To make getting a license more convenient, the number of such offices in existence will increase from 18 to 350 and there will be at least three places in each district where the public can go to have dogs vaccinated.

All dogs except guide dogs will meanwhile be banned from entering cinemas, hospitals, Metro stations, buses, restaurants and other public places. Owners who violate that rule will receive fines.

Suggestions abound on how to make cities better places for dogs to inhabit.

"It's better to have a separate dog walking area in neighborhoods or in parks to ensure that dogs have places to play in cities," said Zhang Guangren, the veterinarian at a local pet hospital in Putuo district.

Zhang called on the local government to issue policies meant to hold the dog-breeding industry to a high standard and to encourage dog sterilization, which he believes will prevent an increase in the population of homeless or wild dogs.

Guide dogs given exceptions

Guide dogs will be allowed in all public venues displaying the appropriate sign, according to the new regulation on the management of dogs that comes into force in Shanghai on Sunday.

The regulation bans all other dogs from entering public venues such as cinemas, hospitals, subway stations, buses and restaurants.

At the moment, there are only 13 guide dogs with authorized licenses in Shanghai, all from a Nanjing-based guide dog training center.

According to a draft regulation on the construction of barrier-free facilities issued last month by the State Council's Legal Affairs Office, disabled people should be able to use all means of public transport and public areas accompanied by identified guide dogs.

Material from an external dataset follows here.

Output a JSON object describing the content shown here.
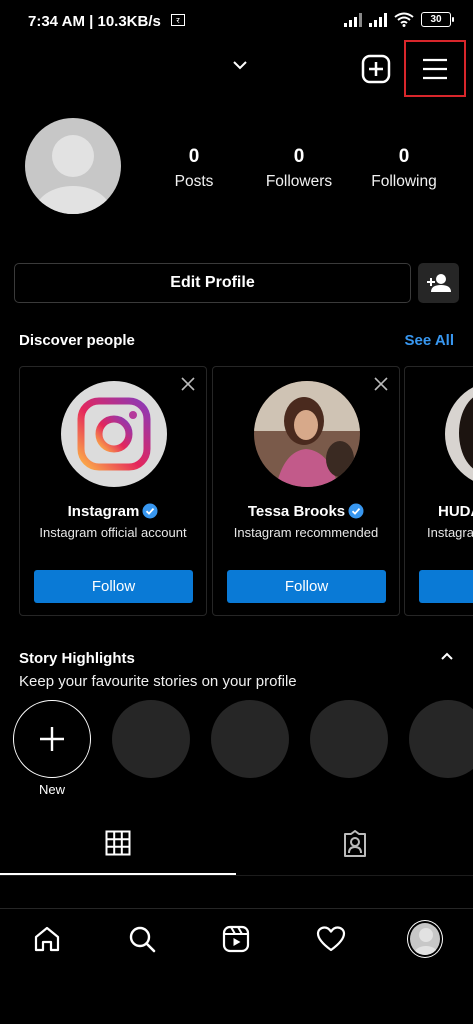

Experts say that residents should not touch or play with guide dogs as it could distract them from their task of helping the blind.